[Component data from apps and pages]
↓
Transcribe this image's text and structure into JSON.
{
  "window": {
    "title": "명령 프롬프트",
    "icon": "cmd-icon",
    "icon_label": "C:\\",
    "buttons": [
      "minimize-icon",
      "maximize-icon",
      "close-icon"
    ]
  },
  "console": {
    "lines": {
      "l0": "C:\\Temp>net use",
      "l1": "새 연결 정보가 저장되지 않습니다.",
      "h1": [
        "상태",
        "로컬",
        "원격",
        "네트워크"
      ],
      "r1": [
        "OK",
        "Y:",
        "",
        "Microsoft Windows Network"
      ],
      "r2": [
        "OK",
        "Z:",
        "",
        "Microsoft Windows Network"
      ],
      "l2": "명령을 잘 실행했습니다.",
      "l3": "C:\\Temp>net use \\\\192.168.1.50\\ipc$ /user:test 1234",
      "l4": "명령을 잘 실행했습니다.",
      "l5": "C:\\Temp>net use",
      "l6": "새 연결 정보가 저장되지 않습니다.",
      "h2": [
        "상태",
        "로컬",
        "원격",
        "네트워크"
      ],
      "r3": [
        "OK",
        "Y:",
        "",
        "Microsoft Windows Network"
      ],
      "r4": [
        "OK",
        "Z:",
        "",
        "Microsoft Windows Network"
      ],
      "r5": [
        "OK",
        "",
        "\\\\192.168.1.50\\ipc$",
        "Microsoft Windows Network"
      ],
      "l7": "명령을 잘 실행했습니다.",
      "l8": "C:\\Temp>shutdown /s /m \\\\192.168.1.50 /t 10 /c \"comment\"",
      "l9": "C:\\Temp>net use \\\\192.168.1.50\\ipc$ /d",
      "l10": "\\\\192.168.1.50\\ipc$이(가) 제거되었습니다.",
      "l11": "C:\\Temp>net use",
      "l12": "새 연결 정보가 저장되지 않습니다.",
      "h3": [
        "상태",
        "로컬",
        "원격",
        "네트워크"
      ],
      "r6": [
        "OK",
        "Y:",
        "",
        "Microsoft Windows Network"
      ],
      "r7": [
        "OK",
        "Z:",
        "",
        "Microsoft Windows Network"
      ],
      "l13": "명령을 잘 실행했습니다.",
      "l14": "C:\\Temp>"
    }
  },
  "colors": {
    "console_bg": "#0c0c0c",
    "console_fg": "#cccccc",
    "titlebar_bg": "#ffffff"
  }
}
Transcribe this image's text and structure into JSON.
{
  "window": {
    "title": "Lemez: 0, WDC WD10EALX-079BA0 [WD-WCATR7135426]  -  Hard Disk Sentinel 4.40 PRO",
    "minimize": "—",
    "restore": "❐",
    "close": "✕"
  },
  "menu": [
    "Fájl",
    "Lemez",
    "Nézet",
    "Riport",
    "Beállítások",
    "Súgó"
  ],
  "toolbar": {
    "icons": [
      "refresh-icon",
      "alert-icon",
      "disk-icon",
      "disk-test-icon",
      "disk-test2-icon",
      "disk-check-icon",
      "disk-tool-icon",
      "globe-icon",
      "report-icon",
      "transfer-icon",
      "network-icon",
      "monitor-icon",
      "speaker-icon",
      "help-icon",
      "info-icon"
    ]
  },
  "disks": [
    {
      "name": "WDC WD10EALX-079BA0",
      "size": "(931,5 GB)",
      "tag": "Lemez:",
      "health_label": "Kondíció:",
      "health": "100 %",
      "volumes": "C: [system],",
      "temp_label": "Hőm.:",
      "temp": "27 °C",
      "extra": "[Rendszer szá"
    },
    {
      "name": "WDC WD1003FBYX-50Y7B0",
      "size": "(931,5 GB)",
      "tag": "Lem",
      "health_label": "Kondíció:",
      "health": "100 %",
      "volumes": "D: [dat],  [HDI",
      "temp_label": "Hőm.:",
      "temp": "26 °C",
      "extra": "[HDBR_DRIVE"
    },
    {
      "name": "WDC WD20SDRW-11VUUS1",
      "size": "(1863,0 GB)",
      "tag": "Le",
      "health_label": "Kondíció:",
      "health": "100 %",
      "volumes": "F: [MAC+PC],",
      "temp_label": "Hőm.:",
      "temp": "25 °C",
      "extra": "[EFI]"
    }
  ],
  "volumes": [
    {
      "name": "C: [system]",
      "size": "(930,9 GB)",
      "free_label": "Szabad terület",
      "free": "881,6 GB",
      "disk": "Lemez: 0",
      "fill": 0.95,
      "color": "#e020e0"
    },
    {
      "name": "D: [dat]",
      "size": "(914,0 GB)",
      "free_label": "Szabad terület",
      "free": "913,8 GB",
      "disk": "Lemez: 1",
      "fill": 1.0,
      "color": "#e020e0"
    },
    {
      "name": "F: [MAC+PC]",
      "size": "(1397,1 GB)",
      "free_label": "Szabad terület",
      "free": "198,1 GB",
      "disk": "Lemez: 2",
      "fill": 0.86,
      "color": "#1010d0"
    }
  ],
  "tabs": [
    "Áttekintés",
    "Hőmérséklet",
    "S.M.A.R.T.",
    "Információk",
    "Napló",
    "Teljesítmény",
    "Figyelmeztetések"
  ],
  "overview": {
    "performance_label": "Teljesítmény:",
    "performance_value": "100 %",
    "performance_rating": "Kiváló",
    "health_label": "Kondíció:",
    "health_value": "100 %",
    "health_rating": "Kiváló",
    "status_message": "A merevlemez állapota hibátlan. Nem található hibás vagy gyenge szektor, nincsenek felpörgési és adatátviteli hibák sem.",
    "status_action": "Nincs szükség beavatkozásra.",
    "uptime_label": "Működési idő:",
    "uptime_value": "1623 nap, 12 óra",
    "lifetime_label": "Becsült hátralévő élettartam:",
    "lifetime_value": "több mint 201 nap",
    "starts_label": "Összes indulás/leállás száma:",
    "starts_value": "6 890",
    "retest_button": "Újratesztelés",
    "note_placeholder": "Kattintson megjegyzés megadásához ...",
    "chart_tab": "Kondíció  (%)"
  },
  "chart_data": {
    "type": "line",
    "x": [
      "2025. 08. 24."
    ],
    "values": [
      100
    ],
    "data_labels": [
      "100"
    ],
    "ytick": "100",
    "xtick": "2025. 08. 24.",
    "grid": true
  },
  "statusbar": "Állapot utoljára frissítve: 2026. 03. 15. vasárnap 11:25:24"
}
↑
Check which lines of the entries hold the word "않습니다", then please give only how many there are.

3